- Cook rice according to package instructions.
- Chop the paneer into small squares and sauté in coconut oil in a separate pan. Whenever it is fully browned and crispy and delicious, just turn it off and leave it there.
- Put the oil in a large pot over medium high heat. When hot, add 1 tablespoon oil and the spinach, stirring until it wilts. Do this as quickly as possible you don't want to overcook the spinach or it will lose it's color. Once wilted, remove from the heat and puree with a hand blender. Pour into a bowl and set aside.
- Rinse out your pan and put it back on medium high heat with the rest of the coconut oil. Add the cumin seeds, salt, chili flakes, garlic and onions. Cook a few minutes, and then stir in the garam masala. Lower the heat and stir in the spinach. Gradually stir in the buttermilk and keep at a simmer.
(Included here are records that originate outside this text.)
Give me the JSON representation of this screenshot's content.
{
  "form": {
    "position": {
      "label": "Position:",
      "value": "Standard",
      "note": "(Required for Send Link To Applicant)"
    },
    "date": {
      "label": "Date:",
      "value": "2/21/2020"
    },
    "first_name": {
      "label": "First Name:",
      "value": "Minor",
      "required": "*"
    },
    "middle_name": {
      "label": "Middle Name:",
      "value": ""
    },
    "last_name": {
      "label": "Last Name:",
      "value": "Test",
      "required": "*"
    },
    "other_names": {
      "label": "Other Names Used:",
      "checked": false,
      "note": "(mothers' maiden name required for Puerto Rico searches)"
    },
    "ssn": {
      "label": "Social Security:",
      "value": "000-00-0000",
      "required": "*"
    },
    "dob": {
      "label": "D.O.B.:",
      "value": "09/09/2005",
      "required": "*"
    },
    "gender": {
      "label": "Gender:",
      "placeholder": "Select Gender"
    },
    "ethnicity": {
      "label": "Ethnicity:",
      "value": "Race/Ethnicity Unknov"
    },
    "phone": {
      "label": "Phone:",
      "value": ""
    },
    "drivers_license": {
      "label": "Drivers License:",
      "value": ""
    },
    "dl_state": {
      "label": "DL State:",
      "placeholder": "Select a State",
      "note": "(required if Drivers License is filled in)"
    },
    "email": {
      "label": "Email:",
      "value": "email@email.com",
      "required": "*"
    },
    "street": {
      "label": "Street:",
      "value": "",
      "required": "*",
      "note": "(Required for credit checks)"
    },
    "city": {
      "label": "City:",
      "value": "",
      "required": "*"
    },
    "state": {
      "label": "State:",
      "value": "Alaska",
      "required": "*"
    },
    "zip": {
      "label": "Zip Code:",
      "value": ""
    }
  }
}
- When ready to serve, lay on a bed of rice and squeeze fresh lemon juice liberally over every bowl. Top with pieces of paneer.
This soup will change your life. It takes 15 minutes to prepare, and is made with only a few ingredients. Use the highest quality ingredients you can find, subtle tastes matter for simple dishes.
You could also add small pasta or rice to this tor white beans if you are in the mood.
- Olive oil
- 200 grams spinach
- 2 medium leeks
- 1.5 liters broth
- 6 small Italian sausages
- 1 tsp thyme
- Pinch of cayenne
- Black and white pepper & salt
- 1/2 cup grated parmesan
- Wash and chop the leeks (soak in cold water if you need to get the excess dirt off). Sautée in olive oil and salt for 5 minutes or so on a medium heat. Don't let them brown just allow them to get sweet and let off some liquid.
- While the leeks are cooking, wash and chop the spinach, and put the 6 sausages in a frying pan on high heat, until they are brown all over.
- Once the leeks are ready, add a teaspoon of dried thyme and a pinch of cayenne. Stir around to coat, then pour in the broth and add the spinach. Turn down the heat and allow the soup to simmer on a very low heat. Add black and white pepper and salt to taste.
- Once the sausages are brown, remove them from the heat and slice. If they are not fully cooked in the middle just throw them back in the pan so they brown evenly.
- When you are ready to serve, but some grated parmesan in the bottom of your bowl, top with soup, and top with some sausage slices.